- _WHAT IS REQUIRED_
Which lines of the records below contain the word "QUEUE"? Report each of them in full.

Records excerpted from a collection:
※

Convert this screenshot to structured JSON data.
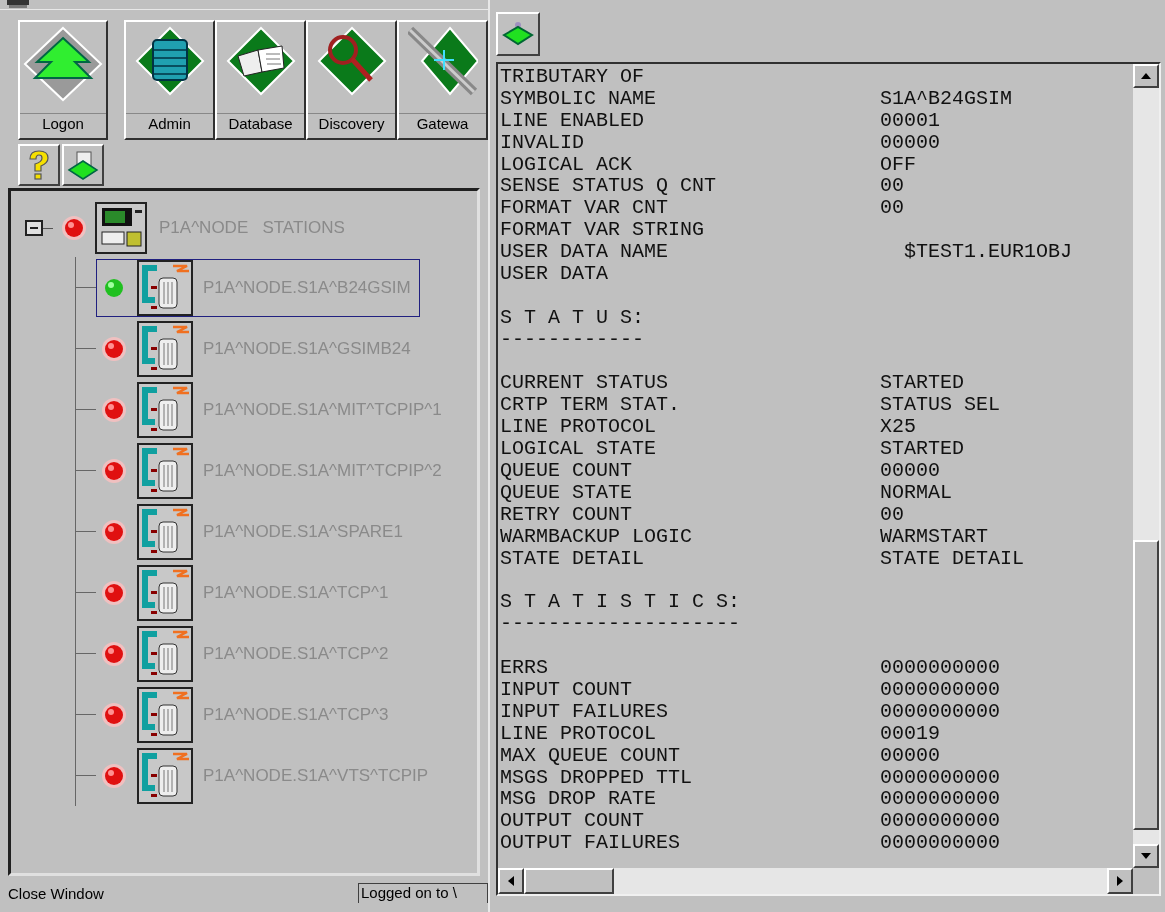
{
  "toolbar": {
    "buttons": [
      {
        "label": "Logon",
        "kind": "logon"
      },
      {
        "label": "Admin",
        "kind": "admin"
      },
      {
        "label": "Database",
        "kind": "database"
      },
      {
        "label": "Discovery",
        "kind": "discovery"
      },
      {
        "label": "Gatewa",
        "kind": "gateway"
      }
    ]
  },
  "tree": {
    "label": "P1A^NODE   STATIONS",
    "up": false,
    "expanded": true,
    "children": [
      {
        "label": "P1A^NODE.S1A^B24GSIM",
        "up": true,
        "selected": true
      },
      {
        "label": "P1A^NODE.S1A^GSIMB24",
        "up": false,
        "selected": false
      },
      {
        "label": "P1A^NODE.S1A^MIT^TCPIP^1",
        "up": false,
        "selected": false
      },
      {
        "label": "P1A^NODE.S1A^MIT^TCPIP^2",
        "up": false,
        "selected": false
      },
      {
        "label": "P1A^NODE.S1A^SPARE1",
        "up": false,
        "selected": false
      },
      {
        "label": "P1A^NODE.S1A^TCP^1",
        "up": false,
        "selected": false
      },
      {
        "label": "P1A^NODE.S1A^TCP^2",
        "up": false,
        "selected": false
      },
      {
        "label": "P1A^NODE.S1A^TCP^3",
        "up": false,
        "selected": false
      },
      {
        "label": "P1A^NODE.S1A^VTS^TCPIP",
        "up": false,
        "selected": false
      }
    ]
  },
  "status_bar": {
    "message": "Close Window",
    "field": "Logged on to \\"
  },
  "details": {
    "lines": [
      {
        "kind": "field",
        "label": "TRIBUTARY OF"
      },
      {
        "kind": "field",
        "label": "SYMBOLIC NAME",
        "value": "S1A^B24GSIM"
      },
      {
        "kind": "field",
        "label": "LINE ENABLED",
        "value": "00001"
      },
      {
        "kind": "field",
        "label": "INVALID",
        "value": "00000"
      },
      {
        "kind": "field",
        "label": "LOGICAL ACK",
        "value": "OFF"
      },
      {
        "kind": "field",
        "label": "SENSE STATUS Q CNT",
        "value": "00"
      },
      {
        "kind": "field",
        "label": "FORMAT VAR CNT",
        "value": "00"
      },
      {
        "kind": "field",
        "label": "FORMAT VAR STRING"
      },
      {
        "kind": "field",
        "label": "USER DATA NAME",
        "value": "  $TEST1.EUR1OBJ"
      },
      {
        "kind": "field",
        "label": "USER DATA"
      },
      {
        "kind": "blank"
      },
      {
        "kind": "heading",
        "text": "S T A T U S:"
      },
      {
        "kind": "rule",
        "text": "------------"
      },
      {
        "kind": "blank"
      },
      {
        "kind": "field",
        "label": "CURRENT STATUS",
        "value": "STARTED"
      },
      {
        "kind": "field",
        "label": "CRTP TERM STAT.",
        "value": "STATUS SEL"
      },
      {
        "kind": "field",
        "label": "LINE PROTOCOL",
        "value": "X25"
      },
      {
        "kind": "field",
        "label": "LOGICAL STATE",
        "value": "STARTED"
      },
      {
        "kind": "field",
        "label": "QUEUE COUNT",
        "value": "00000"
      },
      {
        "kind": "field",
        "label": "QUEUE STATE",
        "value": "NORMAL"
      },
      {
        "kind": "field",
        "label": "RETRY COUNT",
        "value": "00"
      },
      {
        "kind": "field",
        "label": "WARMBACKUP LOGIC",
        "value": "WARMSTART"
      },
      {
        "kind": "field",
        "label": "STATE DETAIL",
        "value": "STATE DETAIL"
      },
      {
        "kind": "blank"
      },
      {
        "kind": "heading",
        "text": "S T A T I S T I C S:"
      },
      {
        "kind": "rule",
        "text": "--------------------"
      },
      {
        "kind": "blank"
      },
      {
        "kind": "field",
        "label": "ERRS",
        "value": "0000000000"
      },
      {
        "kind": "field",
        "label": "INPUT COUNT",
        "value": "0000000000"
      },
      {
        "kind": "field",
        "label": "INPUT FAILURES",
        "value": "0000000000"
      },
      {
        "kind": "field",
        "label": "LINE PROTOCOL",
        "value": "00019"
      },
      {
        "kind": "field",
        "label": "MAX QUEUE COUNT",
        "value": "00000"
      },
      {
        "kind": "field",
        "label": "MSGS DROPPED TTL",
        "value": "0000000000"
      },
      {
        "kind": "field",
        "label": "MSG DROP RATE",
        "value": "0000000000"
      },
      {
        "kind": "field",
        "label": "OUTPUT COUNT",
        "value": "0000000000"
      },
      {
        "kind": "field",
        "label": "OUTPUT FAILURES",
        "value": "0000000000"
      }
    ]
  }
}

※

- _ANSWER SPACE_
        "label": "QUEUE COUNT",
        "label": "QUEUE STATE",
        "label": "MAX QUEUE COUNT",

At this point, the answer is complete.